Dataset rows for apps and sites:
-*-
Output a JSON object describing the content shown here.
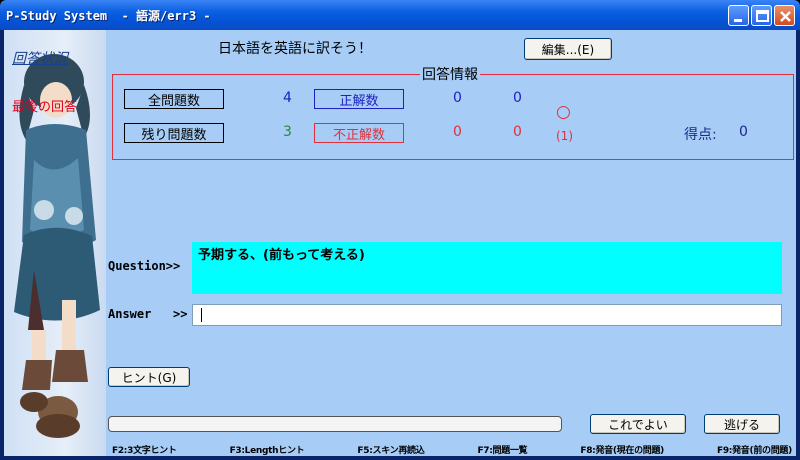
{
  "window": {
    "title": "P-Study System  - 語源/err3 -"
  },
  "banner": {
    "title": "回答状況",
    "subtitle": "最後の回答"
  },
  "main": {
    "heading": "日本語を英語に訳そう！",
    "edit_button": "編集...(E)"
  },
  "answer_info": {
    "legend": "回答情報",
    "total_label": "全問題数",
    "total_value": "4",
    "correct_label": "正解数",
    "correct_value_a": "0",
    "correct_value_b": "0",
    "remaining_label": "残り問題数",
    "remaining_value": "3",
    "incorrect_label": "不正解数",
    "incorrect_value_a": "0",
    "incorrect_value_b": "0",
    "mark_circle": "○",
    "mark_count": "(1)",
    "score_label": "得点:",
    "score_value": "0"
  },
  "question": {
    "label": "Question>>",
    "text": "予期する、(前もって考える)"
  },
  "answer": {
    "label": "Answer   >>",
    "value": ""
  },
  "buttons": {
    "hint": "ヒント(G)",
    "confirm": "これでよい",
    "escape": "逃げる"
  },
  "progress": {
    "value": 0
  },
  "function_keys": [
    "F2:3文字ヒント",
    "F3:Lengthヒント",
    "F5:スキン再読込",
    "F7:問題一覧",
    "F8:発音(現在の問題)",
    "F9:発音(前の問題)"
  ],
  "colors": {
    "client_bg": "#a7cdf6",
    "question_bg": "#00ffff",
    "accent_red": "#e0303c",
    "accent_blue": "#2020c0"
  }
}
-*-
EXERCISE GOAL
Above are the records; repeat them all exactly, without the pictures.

RESPONSE TO THIS TASK
Output a JSON object describing the content shown here.
{
  "window": {
    "title": "P-Study System  - 語源/err3 -"
  },
  "banner": {
    "title": "回答状況",
    "subtitle": "最後の回答"
  },
  "main": {
    "heading": "日本語を英語に訳そう！",
    "edit_button": "編集...(E)"
  },
  "answer_info": {
    "legend": "回答情報",
    "total_label": "全問題数",
    "total_value": "4",
    "correct_label": "正解数",
    "correct_value_a": "0",
    "correct_value_b": "0",
    "remaining_label": "残り問題数",
    "remaining_value": "3",
    "incorrect_label": "不正解数",
    "incorrect_value_a": "0",
    "incorrect_value_b": "0",
    "mark_circle": "○",
    "mark_count": "(1)",
    "score_label": "得点:",
    "score_value": "0"
  },
  "question": {
    "label": "Question>>",
    "text": "予期する、(前もって考える)"
  },
  "answer": {
    "label": "Answer   >>",
    "value": ""
  },
  "buttons": {
    "hint": "ヒント(G)",
    "confirm": "これでよい",
    "escape": "逃げる"
  },
  "progress": {
    "value": 0
  },
  "function_keys": [
    "F2:3文字ヒント",
    "F3:Lengthヒント",
    "F5:スキン再読込",
    "F7:問題一覧",
    "F8:発音(現在の問題)",
    "F9:発音(前の問題)"
  ],
  "colors": {
    "client_bg": "#a7cdf6",
    "question_bg": "#00ffff",
    "accent_red": "#e0303c",
    "accent_blue": "#2020c0"
  }
}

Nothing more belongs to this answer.